**TASK:**
Find the word "历史图像" in the data, then copy each line where it is found.

**EXERCISE DATA:**
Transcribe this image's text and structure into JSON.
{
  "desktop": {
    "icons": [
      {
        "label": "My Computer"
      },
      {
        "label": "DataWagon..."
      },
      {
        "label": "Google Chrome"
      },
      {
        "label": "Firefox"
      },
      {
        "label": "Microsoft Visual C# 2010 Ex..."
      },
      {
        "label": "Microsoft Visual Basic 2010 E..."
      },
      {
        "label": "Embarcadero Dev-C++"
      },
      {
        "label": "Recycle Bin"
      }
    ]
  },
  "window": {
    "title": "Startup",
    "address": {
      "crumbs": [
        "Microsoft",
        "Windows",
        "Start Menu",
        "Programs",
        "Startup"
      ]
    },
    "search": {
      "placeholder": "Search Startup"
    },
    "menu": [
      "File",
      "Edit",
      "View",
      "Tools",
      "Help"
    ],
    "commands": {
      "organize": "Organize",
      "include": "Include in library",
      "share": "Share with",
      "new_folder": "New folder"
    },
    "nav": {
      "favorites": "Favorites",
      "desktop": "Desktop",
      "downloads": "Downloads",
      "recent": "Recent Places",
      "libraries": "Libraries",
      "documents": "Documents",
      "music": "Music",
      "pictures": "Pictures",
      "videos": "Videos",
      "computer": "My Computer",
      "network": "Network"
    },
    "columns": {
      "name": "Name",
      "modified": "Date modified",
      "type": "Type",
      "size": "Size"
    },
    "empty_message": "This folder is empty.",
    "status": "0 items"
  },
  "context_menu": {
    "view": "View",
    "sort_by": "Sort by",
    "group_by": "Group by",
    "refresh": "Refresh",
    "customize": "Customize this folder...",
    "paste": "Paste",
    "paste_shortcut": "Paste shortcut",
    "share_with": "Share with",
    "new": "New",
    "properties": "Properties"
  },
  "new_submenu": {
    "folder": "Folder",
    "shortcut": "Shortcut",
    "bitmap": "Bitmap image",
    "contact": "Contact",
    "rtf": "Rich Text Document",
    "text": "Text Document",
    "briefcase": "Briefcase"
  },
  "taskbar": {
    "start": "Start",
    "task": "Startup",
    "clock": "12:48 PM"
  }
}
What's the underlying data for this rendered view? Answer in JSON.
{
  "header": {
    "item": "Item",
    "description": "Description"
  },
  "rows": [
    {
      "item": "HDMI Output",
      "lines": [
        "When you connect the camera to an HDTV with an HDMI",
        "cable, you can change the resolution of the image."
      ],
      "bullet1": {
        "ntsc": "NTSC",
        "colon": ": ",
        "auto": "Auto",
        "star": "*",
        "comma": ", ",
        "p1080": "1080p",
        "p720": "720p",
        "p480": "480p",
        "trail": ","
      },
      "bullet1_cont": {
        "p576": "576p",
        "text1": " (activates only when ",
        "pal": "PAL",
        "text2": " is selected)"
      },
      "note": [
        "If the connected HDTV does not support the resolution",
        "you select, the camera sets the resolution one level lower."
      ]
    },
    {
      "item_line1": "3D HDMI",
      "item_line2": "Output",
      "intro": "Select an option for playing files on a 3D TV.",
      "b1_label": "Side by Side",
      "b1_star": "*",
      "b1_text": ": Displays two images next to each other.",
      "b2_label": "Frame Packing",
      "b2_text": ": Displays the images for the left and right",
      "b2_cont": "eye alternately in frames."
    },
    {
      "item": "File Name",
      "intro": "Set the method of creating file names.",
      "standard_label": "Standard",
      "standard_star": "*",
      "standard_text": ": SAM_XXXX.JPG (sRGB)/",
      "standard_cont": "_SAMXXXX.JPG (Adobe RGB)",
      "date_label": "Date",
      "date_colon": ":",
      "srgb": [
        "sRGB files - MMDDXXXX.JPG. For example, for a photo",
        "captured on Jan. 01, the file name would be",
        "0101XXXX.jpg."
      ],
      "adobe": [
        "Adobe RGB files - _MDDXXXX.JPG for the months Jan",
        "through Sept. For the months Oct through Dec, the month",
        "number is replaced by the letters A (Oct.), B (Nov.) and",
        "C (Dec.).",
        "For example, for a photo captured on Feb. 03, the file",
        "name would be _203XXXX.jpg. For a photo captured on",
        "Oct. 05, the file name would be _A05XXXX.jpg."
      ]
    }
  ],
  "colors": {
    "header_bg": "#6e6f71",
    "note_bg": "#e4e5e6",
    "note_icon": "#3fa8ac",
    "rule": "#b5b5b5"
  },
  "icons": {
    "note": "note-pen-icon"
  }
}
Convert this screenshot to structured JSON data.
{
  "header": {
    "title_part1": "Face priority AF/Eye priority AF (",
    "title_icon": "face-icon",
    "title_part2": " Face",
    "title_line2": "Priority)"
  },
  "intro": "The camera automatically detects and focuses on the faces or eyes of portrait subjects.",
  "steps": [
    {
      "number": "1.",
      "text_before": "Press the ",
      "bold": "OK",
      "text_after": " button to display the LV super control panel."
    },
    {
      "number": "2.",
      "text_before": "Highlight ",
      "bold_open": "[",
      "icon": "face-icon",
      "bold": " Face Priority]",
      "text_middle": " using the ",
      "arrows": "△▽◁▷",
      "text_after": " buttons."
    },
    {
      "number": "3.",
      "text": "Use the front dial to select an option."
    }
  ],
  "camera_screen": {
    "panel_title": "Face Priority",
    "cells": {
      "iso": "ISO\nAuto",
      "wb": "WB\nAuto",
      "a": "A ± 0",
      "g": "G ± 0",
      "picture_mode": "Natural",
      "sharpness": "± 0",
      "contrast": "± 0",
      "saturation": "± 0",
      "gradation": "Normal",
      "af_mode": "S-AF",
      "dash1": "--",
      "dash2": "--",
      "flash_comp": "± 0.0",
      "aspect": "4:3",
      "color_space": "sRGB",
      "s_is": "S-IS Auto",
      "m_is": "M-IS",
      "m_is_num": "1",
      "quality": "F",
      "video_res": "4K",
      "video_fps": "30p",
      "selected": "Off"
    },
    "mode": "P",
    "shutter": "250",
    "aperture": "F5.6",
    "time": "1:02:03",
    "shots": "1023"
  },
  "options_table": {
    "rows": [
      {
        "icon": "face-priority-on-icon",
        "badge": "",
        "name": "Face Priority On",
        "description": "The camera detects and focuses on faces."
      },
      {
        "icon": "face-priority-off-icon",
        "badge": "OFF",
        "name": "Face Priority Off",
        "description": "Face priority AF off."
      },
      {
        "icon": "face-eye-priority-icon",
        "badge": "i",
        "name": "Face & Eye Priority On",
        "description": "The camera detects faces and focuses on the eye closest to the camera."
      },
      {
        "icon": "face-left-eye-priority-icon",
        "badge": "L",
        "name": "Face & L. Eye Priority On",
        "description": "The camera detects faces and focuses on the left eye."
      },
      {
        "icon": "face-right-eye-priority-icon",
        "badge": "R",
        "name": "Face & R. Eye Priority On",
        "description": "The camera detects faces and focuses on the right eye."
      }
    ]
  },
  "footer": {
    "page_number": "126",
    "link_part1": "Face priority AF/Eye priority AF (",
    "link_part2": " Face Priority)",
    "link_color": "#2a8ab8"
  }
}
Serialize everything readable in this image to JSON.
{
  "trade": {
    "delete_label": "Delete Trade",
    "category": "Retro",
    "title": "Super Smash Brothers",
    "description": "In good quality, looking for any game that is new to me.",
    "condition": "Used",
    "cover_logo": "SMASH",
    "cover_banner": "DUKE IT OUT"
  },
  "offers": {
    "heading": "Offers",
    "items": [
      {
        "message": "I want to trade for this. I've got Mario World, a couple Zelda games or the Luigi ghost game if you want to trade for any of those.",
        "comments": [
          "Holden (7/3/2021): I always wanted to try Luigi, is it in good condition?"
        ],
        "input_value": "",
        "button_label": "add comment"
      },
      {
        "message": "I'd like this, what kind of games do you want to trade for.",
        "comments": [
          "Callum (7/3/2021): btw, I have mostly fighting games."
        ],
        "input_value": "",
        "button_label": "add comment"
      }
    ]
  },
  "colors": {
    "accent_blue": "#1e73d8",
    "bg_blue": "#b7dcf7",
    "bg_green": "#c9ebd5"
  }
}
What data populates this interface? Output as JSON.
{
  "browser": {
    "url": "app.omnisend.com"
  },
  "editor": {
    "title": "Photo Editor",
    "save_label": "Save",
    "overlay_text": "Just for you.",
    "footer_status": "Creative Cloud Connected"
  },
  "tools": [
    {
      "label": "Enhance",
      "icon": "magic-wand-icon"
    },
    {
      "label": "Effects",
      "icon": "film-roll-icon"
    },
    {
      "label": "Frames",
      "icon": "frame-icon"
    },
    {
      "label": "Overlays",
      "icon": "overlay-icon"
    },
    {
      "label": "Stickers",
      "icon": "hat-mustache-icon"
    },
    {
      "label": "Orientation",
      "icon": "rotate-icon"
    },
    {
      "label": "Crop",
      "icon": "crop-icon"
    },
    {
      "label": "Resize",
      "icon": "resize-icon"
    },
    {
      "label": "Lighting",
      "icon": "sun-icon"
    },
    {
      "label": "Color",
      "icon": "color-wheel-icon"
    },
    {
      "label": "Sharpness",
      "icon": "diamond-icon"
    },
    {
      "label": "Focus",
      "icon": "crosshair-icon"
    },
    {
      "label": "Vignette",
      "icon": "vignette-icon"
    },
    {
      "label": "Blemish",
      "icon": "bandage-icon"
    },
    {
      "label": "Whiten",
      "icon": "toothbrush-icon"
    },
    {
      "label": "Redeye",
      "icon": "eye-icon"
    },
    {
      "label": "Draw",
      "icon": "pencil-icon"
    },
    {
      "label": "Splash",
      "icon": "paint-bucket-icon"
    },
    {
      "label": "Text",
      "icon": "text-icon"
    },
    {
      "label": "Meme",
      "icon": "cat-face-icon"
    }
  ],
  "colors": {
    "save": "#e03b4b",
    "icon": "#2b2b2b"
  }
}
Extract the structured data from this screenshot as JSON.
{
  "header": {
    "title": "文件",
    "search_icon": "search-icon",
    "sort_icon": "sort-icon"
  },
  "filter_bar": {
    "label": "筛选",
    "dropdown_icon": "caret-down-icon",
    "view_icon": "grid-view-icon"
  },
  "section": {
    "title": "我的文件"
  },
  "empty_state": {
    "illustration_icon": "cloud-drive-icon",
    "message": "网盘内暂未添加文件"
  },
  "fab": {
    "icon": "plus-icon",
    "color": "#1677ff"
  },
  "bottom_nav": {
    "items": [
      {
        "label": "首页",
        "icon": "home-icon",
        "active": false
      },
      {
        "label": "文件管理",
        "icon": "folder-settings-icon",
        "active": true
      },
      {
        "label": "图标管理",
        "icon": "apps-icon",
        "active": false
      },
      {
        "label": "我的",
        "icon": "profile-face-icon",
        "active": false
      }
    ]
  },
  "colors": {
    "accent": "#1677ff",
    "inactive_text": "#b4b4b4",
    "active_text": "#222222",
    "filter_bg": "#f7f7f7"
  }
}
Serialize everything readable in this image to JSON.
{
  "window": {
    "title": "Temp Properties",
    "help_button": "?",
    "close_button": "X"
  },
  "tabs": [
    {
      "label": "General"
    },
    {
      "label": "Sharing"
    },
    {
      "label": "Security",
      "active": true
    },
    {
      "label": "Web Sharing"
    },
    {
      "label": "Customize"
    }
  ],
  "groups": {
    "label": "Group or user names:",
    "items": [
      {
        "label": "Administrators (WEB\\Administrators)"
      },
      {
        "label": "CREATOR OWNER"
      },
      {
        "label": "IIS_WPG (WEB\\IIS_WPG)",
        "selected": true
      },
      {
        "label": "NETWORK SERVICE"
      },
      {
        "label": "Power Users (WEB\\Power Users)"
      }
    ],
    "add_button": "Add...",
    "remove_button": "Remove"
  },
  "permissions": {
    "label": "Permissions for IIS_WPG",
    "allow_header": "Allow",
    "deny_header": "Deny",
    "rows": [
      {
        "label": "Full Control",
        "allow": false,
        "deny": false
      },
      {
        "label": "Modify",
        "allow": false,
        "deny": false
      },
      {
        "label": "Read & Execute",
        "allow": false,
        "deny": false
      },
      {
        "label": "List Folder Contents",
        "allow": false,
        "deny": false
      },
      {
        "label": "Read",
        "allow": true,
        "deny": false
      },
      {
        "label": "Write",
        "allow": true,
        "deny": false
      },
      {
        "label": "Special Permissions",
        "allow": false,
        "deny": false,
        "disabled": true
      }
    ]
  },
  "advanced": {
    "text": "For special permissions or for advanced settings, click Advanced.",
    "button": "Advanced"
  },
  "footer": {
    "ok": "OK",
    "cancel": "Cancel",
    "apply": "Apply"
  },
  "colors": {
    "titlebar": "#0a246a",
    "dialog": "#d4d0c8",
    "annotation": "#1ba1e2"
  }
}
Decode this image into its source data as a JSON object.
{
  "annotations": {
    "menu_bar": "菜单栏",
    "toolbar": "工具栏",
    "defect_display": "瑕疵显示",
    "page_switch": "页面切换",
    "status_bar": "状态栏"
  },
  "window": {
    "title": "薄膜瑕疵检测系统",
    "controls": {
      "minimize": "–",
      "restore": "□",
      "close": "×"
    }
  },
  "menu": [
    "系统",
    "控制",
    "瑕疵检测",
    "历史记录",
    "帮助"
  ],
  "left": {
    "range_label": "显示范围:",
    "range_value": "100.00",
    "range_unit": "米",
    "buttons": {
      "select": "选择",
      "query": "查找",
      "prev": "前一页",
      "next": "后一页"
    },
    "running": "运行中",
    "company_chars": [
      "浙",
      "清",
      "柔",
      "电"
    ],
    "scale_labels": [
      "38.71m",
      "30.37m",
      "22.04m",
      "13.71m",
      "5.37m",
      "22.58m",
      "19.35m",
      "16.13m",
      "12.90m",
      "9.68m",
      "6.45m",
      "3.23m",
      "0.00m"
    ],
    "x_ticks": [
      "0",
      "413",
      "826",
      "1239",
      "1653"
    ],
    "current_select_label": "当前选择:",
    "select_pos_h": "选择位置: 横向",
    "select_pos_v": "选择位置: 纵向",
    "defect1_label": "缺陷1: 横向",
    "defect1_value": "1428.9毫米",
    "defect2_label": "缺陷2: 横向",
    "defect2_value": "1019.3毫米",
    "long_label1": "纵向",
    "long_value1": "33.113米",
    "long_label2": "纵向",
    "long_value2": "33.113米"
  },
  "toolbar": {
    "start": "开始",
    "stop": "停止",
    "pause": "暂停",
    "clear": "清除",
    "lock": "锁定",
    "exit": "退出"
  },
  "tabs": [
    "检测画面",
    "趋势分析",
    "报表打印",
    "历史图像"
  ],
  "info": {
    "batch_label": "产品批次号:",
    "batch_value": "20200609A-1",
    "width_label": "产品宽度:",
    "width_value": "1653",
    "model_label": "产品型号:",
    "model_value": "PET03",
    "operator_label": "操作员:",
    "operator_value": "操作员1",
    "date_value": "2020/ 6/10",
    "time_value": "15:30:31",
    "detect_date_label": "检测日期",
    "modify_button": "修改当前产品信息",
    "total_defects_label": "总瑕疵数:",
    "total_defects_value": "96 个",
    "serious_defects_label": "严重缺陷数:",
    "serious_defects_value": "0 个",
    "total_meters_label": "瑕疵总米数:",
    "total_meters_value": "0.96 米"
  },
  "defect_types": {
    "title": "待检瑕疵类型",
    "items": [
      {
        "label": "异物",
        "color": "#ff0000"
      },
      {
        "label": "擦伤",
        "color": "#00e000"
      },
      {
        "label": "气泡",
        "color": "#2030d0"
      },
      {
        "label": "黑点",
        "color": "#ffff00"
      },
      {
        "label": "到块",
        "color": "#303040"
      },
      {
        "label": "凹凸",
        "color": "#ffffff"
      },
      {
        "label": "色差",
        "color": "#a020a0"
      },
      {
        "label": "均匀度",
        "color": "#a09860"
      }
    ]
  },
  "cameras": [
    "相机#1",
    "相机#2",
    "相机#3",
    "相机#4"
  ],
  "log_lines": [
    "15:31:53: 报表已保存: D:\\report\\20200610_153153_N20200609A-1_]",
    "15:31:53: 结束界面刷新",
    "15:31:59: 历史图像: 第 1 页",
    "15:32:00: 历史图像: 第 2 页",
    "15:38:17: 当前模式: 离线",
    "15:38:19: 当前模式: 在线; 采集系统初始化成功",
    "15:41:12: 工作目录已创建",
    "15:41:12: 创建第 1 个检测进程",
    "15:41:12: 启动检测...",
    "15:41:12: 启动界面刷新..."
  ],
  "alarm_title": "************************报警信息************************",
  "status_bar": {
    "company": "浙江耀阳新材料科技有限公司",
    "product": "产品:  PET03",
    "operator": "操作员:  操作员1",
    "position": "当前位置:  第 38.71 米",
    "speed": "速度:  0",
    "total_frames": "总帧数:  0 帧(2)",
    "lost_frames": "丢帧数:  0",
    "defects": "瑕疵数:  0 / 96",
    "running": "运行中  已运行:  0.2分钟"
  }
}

**YOUR RESPONSE:**
    "历史图像"
    "15:31:59: 历史图像: 第 1 页",
    "15:32:00: 历史图像: 第 2 页",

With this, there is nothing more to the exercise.